-- INPUT MATERIAL follows --

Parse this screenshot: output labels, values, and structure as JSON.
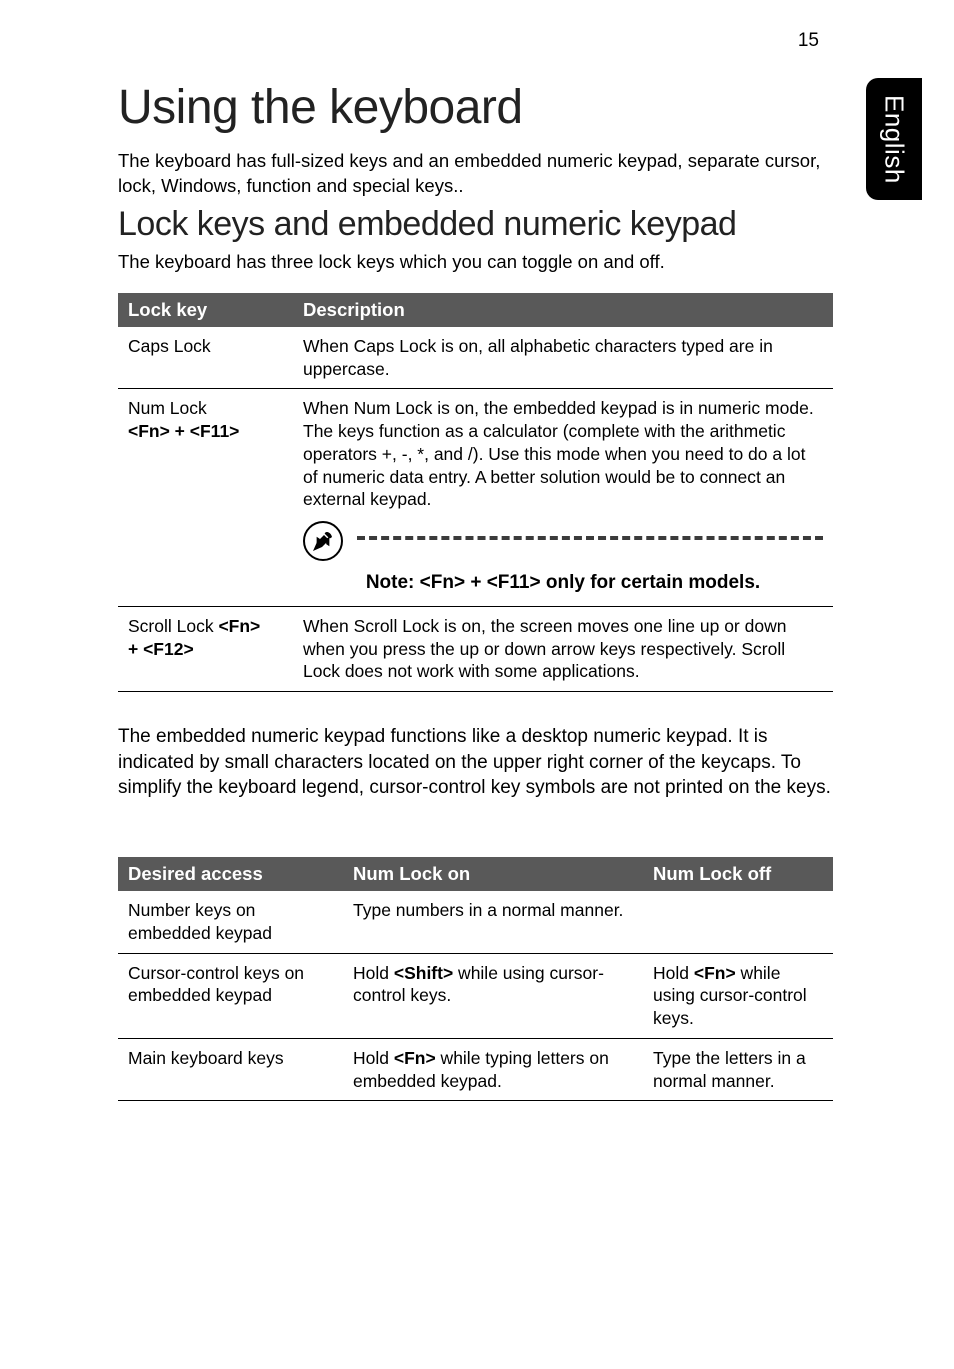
{
  "page_number": "15",
  "side_tab": "English",
  "title": "Using the keyboard",
  "intro": "The keyboard has full-sized keys and an embedded numeric keypad, separate cursor, lock, Windows, function and special keys..",
  "section1_title": "Lock keys and embedded numeric keypad",
  "section1_sub": "The keyboard has three lock keys which you can toggle on and off.",
  "table1": {
    "headers": {
      "col1": "Lock key",
      "col2": "Description"
    },
    "rows": [
      {
        "key": "Caps Lock",
        "desc": "When Caps Lock is on, all alphabetic characters typed are in uppercase."
      },
      {
        "key": "Num Lock <Fn> + <F11>",
        "key_line1": "Num Lock",
        "key_line2": "<Fn> + <F11>",
        "desc": "When Num Lock is on, the embedded keypad is in numeric mode. The keys function as a calculator (complete with the arithmetic operators +, -, *, and /). Use this mode when you need to do a lot of numeric data entry. A better solution would be to connect an external keypad.",
        "note": "Note: <Fn> + <F11> only for certain models."
      },
      {
        "key": "Scroll Lock <Fn> + <F12>",
        "key_line1": "Scroll Lock <Fn>",
        "key_line2": "+ <F12>",
        "desc": "When Scroll Lock is on, the screen moves one line up or down when you press the up or down arrow keys respectively. Scroll Lock does not work with some applications."
      }
    ]
  },
  "mid_paragraph": "The embedded numeric keypad functions like a desktop numeric keypad. It is indicated by small characters located on the upper right corner of the keycaps. To simplify the keyboard legend, cursor-control key symbols are not printed on the keys.",
  "table2": {
    "headers": {
      "col1": "Desired access",
      "col2": "Num Lock on",
      "col3": "Num Lock off"
    },
    "rows": [
      {
        "access": "Number keys on embedded keypad",
        "on": "Type numbers in a normal manner.",
        "off": ""
      },
      {
        "access": "Cursor-control keys on embedded keypad",
        "on_pre": "Hold ",
        "on_bold": "<Shift>",
        "on_post": " while using cursor-control keys.",
        "off_pre": "Hold ",
        "off_bold": "<Fn>",
        "off_post": " while using cursor-control keys."
      },
      {
        "access": "Main keyboard keys",
        "on_pre": "Hold ",
        "on_bold": "<Fn>",
        "on_post": " while typing letters on embedded keypad.",
        "off": "Type the letters in a normal manner."
      }
    ]
  }
}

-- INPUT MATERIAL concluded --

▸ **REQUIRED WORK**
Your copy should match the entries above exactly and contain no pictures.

▸ **EXERCISE ANSWER**
Parse this screenshot: output labels, values, and structure as JSON.
{
  "page_number": "15",
  "side_tab": "English",
  "title": "Using the keyboard",
  "intro": "The keyboard has full-sized keys and an embedded numeric keypad, separate cursor, lock, Windows, function and special keys..",
  "section1_title": "Lock keys and embedded numeric keypad",
  "section1_sub": "The keyboard has three lock keys which you can toggle on and off.",
  "table1": {
    "headers": {
      "col1": "Lock key",
      "col2": "Description"
    },
    "rows": [
      {
        "key": "Caps Lock",
        "desc": "When Caps Lock is on, all alphabetic characters typed are in uppercase."
      },
      {
        "key": "Num Lock <Fn> + <F11>",
        "key_line1": "Num Lock",
        "key_line2": "<Fn> + <F11>",
        "desc": "When Num Lock is on, the embedded keypad is in numeric mode. The keys function as a calculator (complete with the arithmetic operators +, -, *, and /). Use this mode when you need to do a lot of numeric data entry. A better solution would be to connect an external keypad.",
        "note": "Note: <Fn> + <F11> only for certain models."
      },
      {
        "key": "Scroll Lock <Fn> + <F12>",
        "key_line1": "Scroll Lock <Fn>",
        "key_line2": "+ <F12>",
        "desc": "When Scroll Lock is on, the screen moves one line up or down when you press the up or down arrow keys respectively. Scroll Lock does not work with some applications."
      }
    ]
  },
  "mid_paragraph": "The embedded numeric keypad functions like a desktop numeric keypad. It is indicated by small characters located on the upper right corner of the keycaps. To simplify the keyboard legend, cursor-control key symbols are not printed on the keys.",
  "table2": {
    "headers": {
      "col1": "Desired access",
      "col2": "Num Lock on",
      "col3": "Num Lock off"
    },
    "rows": [
      {
        "access": "Number keys on embedded keypad",
        "on": "Type numbers in a normal manner.",
        "off": ""
      },
      {
        "access": "Cursor-control keys on embedded keypad",
        "on_pre": "Hold ",
        "on_bold": "<Shift>",
        "on_post": " while using cursor-control keys.",
        "off_pre": "Hold ",
        "off_bold": "<Fn>",
        "off_post": " while using cursor-control keys."
      },
      {
        "access": "Main keyboard keys",
        "on_pre": "Hold ",
        "on_bold": "<Fn>",
        "on_post": " while typing letters on embedded keypad.",
        "off": "Type the letters in a normal manner."
      }
    ]
  }
}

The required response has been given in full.